Written by Ghoul-brielle S. Bates
Pumpkin lattes are steaming, sweaters are being dusted off, the leaves are changing colors and the temperatures have begun to drop (except in California). Now that it’s Fall, some of us are preparing for Halloween celebrations. In case you need a little inspiration, let’s take a look at a couple of Halloween classics.
Zombie apocalypse films began with the 1968 cult classic Night of the Living Dead, created by filmmaker/writer George A. Romero. The film follows seven people trapped on a rural farm, battling the undead. Romero completed the movie for $100,000 and it went on to gross $30 million worldwide. This film spawned a franchise of reboots, sequels, and prequels while influencing every other zombie motion picture.
In hopes of inspiring future filmmakers, a hundred boxes of George A. Romero’s career artifacts were donated to the University of Pittsburgh. The Romero Collection contains scripts, production notes, correspondences, promotional materials, and props. The University of Pittsburgh intends to expand its Archive and Special Collections hoping to make it an international resource for those studying horror and science fiction.
Romero and crew are filming scenes from Night of The Living Dead.
George A. Romero helped build a film industry in Pittsburgh, filming thirteen films there. It is because of this that the mayor declared October 1st, George A. Romero Day. To further honor his memory, his family created the George A. Romero Foundation (GARF). Its mission is to preserve and restore Romero’s older works, raise scholarship funds for film students, and create a Horror Studies Center to carry on Romero’s legacy.

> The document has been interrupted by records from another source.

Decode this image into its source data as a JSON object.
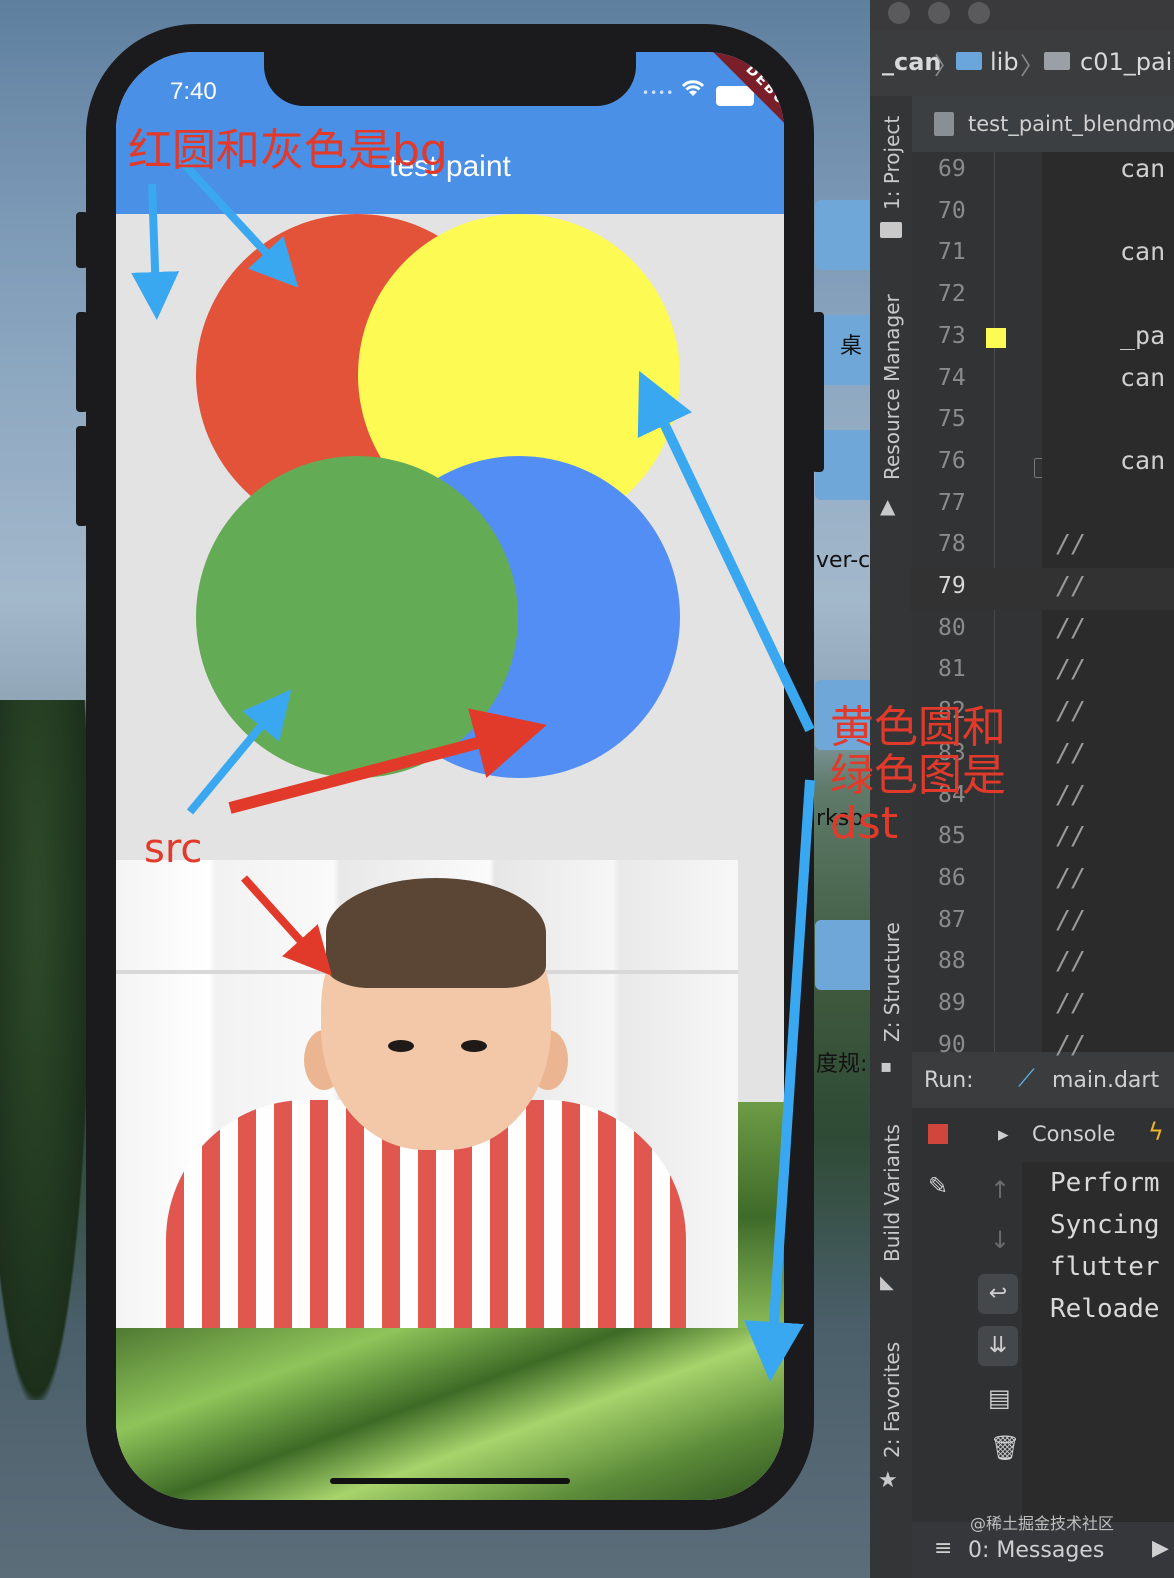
{
  "phone": {
    "status_time": "7:40",
    "debug_banner": "DEBUG",
    "app_title": "test paint"
  },
  "annotations": {
    "bg_note": "红圆和灰色是bg",
    "src_note": "src",
    "dst_note_line1": "黄色圆和",
    "dst_note_line2": "绿色图是",
    "dst_note_line3": "dst"
  },
  "desktop_labels": {
    "label_1": "桌",
    "label_2": "ver-c",
    "label_3": "rksp",
    "label_4": "度规:"
  },
  "ide": {
    "breadcrumb": [
      "_can",
      "lib",
      "c01_pai"
    ],
    "file_tab": "test_paint_blendmo",
    "side_tabs": {
      "project": "1: Project",
      "resource_manager": "Resource Manager",
      "structure": "Z: Structure",
      "build_variants": "Build Variants",
      "favorites": "2: Favorites"
    },
    "line_numbers": [
      "69",
      "70",
      "71",
      "72",
      "73",
      "74",
      "75",
      "76",
      "77",
      "78",
      "79",
      "80",
      "81",
      "82",
      "83",
      "84",
      "85",
      "86",
      "87",
      "88",
      "89",
      "90"
    ],
    "code_lines": {
      "69": "can",
      "71": "can",
      "73": "_pa",
      "74": "can",
      "76": "can",
      "78": "//",
      "79": "//",
      "80": "//",
      "81": "//",
      "82": "//",
      "83": "//",
      "84": "//",
      "85": "//",
      "86": "//",
      "87": "//",
      "88": "//",
      "89": "//",
      "90": "//"
    },
    "gutter_color_swatch": "#fdfb53",
    "run_label": "Run:",
    "run_config": "main.dart",
    "console_tab": "Console",
    "console_lines": [
      "Perform",
      "Syncing",
      "flutter",
      "Reloade"
    ],
    "messages_tab": "0: Messages",
    "watermark": "@稀土掘金技术社区"
  },
  "colors": {
    "red_circle": "#e3533a",
    "yellow_circle": "#fdfb53",
    "green_circle": "#64ab56",
    "blue_circle": "#528ef4",
    "appbar": "#4a90e6",
    "annotation_red": "#e23a2a",
    "annotation_blue": "#3aa8f0"
  }
}
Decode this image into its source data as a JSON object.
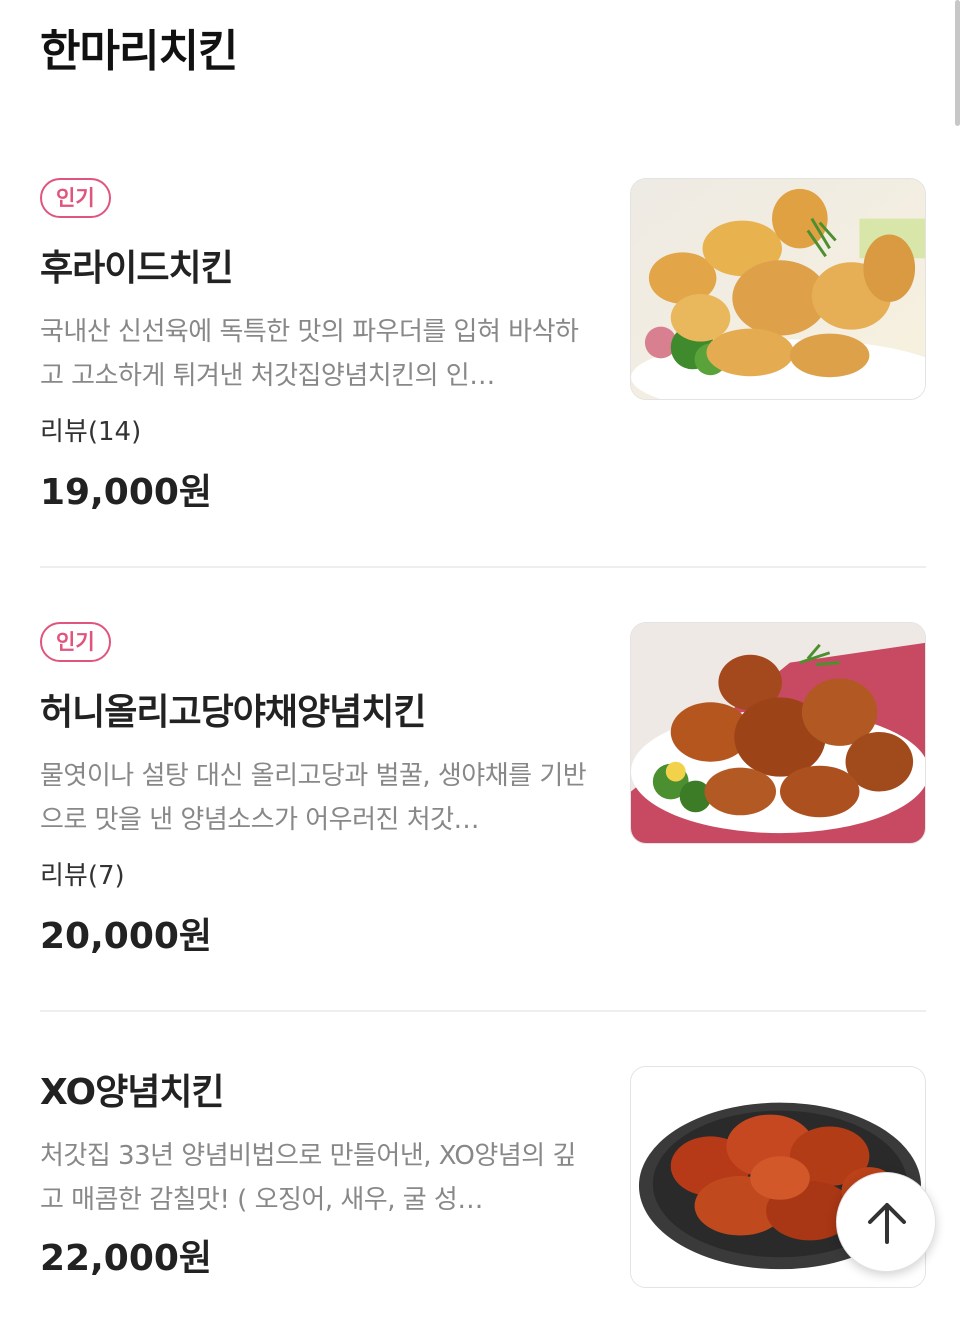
{
  "page": {
    "section_title": "한마리치킨"
  },
  "menu_items": [
    {
      "badge": "인기",
      "name": "후라이드치킨",
      "description": "국내산 신선육에 독특한 맛의 파우더를 입혀 바삭하고 고소하게 튀겨낸 처갓집양념치킨의 인…",
      "review": "리뷰(14)",
      "price": "19,000원",
      "image_icon": "fried-chicken-image"
    },
    {
      "badge": "인기",
      "name": "허니올리고당야채양념치킨",
      "description": "물엿이나 설탕 대신 올리고당과 벌꿀, 생야채를 기반으로 맛을 낸 양념소스가 어우러진 처갓…",
      "review": "리뷰(7)",
      "price": "20,000원",
      "image_icon": "honey-seasoned-chicken-image"
    },
    {
      "badge": "",
      "name": "XO양념치킨",
      "description": "처갓집 33년 양념비법으로 만들어낸, XO양념의 깊고 매콤한 감칠맛! ( 오징어, 새우, 굴 성…",
      "review": "",
      "price": "22,000원",
      "image_icon": "xo-seasoned-chicken-image"
    }
  ],
  "scroll_top_button": {
    "icon": "arrow-up-icon"
  },
  "colors": {
    "accent_badge": "#e0557e",
    "text_primary": "#222222",
    "text_secondary": "#888888",
    "divider": "#eeeeee"
  }
}
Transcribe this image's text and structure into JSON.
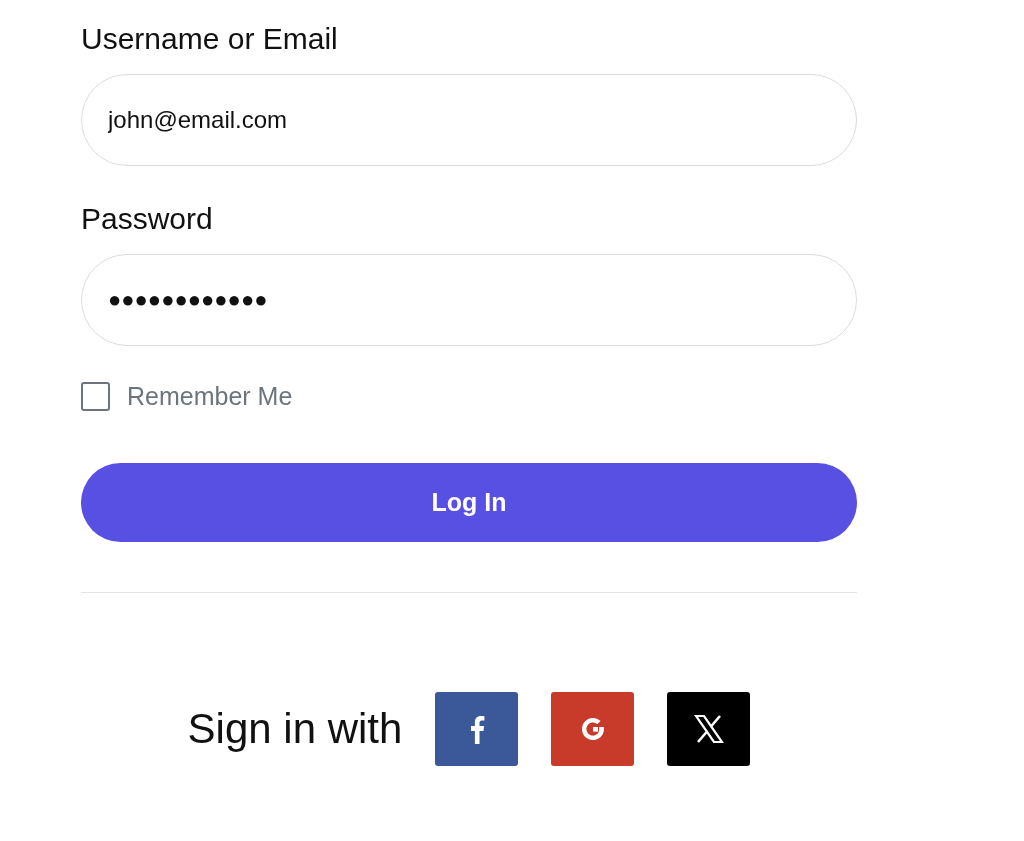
{
  "fields": [
    {
      "label": "Username or Email",
      "value": "john@email.com"
    },
    {
      "label": "Password",
      "value": "●●●●●●●●●●●●"
    }
  ],
  "remember": {
    "label": "Remember Me",
    "checked": false
  },
  "login_button": "Log In",
  "social": {
    "label": "Sign in with",
    "buttons": [
      {
        "kind": "facebook",
        "color": "#3b5998"
      },
      {
        "kind": "google",
        "color": "#c83a2a"
      },
      {
        "kind": "x",
        "color": "#000000"
      }
    ]
  }
}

Photo of the Salem Witch Museum
The Salem Witch Museum holds exhibits featuring witch hunts and illuminates the history of scapegoating. In 1692, a wave of paranoia swept through Salem, Massachusetts. Stoked by religious fervor, afflicted children accused several women of bewitching them. There is speculation as to what caused these afflictions; moldy bread. The majority of these women were considered outcasts because they did not attend church regularly, and were unmarried or older. Women’s souls were believed to be more vulnerable to the Devil.
If you are interested in some of the artifacts, you can explore them without the cost of airfare. The University of Virginia has collected original court documents from the trials. This rich collection is an enhancement to the witch trials. It contains diaries, sermons, transcripts, maps, and depositions of the accused women. It is a testament to the power of fear during a dark time in history.
If you have decided to stay in for the night Wichita University has compiled a Women in Horror Guide. On it, you’ll find a variety of books (from YA to History), films, and tv series to entertain you.